A few days later, Jack is attending a costume party, attended by both Arthur and Vaughn, who was also a witness to Jack’s verbal flaying. Less than a minute after Jack steps onto the patio, overlooking a little wood and a river, a fantastic explosion lights up the night. Jack’s penchant for amateur detective work and his rapport with the local contabulary place him in the middle of what would seem to be a cozy country house mystery. Until the real reason for Mr. Craig’s behavior is revealed, and the mystery deepens and widens, reaching to London, and all the way into Egypt, as far back as the war.
Naturally I do not wish to give any of this riveting, intense plot away, but I will tell you that there is history, poetry [Ozymandias by Percy Bysshe Shelley], mystery, tension, suspense, and an unexpected note of bittersweet romance. This book had the tightly woven plot and brilliant characterization of an Agatha Christie mystery, but Jack Haldean is much sexier hero material than Hercule Poirot. I very much look forward to catching up with this series. Dolores Gordon-Smith’s website gives a brief biography of Jack Haldean (the gist of which may be present in the earlier books in the series). It also has pictures of her birthday-wish-come-true: an open-cockpit flight in a Tiger Moth, the plane Jack Haldean flies in A Hundred Thousand Dragons. This sounds both exhilarating and terrifying at the same time. I could probably handle it without any loop-de-loops, but throw one of those in, and the screaming would be heard ’round the world!

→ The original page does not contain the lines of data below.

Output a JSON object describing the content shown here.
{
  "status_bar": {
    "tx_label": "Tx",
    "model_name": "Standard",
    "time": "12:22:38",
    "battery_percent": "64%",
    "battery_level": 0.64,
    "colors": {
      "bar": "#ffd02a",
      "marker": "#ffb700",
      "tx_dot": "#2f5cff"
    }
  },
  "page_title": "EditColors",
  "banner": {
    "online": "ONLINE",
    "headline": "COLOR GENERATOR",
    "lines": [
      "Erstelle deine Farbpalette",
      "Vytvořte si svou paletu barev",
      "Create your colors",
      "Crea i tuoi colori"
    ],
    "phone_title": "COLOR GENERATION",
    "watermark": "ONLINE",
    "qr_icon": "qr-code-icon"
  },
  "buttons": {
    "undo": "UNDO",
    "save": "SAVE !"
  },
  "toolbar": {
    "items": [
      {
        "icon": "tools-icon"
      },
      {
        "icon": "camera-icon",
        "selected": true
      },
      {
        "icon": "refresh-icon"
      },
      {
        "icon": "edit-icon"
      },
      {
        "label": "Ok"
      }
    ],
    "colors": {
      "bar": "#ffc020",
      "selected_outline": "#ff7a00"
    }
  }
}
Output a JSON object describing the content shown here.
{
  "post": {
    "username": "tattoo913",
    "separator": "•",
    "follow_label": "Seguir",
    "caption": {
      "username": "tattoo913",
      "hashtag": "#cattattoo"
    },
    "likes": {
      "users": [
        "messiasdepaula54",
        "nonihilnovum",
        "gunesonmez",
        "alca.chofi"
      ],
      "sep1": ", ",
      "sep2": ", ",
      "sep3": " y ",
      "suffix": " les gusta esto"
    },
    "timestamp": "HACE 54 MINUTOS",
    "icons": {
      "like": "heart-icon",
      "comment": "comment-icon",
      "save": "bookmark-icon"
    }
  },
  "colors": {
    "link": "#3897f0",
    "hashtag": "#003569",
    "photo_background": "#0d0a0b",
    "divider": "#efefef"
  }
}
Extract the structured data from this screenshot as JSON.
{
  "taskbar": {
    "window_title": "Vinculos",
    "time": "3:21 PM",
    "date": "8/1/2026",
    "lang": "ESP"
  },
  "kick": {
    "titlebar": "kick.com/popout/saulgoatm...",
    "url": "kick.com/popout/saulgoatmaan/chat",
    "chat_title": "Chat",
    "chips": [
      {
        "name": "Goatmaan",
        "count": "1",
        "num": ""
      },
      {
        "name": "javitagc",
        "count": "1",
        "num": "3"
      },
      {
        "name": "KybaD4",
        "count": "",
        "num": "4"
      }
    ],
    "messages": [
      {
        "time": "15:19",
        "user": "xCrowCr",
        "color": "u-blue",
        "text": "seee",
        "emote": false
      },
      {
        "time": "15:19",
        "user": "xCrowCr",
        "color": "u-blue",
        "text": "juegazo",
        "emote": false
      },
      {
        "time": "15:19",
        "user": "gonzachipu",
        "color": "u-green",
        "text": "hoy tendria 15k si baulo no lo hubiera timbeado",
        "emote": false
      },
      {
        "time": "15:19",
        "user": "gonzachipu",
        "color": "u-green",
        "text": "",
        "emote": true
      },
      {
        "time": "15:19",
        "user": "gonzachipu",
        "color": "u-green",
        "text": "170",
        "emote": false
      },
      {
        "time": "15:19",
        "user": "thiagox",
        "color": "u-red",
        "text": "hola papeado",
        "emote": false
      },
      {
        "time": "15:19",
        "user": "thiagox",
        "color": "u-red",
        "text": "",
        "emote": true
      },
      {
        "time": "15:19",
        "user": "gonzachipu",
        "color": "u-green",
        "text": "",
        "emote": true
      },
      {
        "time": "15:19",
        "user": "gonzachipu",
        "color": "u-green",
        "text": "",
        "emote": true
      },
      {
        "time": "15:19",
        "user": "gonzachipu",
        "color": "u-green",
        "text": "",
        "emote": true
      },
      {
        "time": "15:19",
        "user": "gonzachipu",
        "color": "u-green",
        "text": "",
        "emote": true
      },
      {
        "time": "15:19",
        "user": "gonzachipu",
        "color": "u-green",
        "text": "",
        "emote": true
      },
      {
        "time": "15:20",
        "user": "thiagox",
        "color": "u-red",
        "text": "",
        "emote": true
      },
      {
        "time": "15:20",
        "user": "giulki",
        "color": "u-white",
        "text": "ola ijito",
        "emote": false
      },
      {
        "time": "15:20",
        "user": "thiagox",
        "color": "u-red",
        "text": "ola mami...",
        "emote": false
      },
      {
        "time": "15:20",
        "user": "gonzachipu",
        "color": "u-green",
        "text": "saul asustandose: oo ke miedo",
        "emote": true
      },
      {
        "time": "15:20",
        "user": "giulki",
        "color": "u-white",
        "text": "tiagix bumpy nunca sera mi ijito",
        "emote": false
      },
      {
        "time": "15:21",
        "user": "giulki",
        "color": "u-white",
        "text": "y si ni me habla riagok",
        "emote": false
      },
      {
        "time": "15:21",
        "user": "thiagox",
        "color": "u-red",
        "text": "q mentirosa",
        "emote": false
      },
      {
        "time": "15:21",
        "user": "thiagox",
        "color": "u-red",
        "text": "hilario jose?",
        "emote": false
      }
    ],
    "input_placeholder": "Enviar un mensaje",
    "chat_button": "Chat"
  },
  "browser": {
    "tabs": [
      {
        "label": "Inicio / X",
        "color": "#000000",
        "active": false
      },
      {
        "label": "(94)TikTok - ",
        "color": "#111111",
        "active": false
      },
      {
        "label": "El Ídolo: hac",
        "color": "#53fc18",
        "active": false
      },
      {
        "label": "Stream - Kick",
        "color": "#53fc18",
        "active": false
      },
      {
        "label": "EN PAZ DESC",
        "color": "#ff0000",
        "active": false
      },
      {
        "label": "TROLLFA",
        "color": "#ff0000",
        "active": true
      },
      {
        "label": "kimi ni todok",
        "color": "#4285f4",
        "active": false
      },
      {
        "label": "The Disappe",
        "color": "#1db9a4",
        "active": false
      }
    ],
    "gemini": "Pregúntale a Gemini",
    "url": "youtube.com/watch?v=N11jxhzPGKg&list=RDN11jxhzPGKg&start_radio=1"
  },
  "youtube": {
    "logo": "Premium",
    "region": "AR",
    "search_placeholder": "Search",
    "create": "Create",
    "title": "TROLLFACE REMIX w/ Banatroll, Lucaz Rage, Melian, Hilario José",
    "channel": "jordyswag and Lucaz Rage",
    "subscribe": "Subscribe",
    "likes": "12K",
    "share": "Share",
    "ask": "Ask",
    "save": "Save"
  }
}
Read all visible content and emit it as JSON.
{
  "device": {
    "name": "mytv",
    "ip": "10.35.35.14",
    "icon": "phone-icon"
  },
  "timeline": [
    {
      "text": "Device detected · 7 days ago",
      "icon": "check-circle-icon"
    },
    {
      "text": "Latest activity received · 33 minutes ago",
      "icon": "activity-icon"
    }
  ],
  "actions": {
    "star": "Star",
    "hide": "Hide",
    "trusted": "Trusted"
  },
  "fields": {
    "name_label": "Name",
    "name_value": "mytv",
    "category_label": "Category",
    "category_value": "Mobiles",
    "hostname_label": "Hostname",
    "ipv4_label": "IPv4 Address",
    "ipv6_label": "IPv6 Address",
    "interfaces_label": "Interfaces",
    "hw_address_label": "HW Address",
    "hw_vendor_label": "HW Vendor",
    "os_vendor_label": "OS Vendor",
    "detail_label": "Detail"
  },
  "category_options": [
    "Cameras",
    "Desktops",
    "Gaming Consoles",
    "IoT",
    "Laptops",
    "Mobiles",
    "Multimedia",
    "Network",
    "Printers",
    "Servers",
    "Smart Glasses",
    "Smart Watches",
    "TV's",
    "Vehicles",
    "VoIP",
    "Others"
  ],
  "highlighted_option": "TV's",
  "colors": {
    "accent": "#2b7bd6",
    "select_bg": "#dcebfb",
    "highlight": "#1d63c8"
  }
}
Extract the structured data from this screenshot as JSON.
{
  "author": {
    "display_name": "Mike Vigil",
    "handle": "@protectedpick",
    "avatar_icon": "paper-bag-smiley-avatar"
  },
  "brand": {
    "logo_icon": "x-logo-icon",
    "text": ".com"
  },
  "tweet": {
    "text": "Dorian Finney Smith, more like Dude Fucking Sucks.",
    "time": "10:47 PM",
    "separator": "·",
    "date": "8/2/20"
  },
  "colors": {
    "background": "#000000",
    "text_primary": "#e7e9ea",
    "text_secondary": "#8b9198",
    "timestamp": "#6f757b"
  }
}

This book is highly recommended!
Go visit Barrie’s website for a list of this month’s reviews!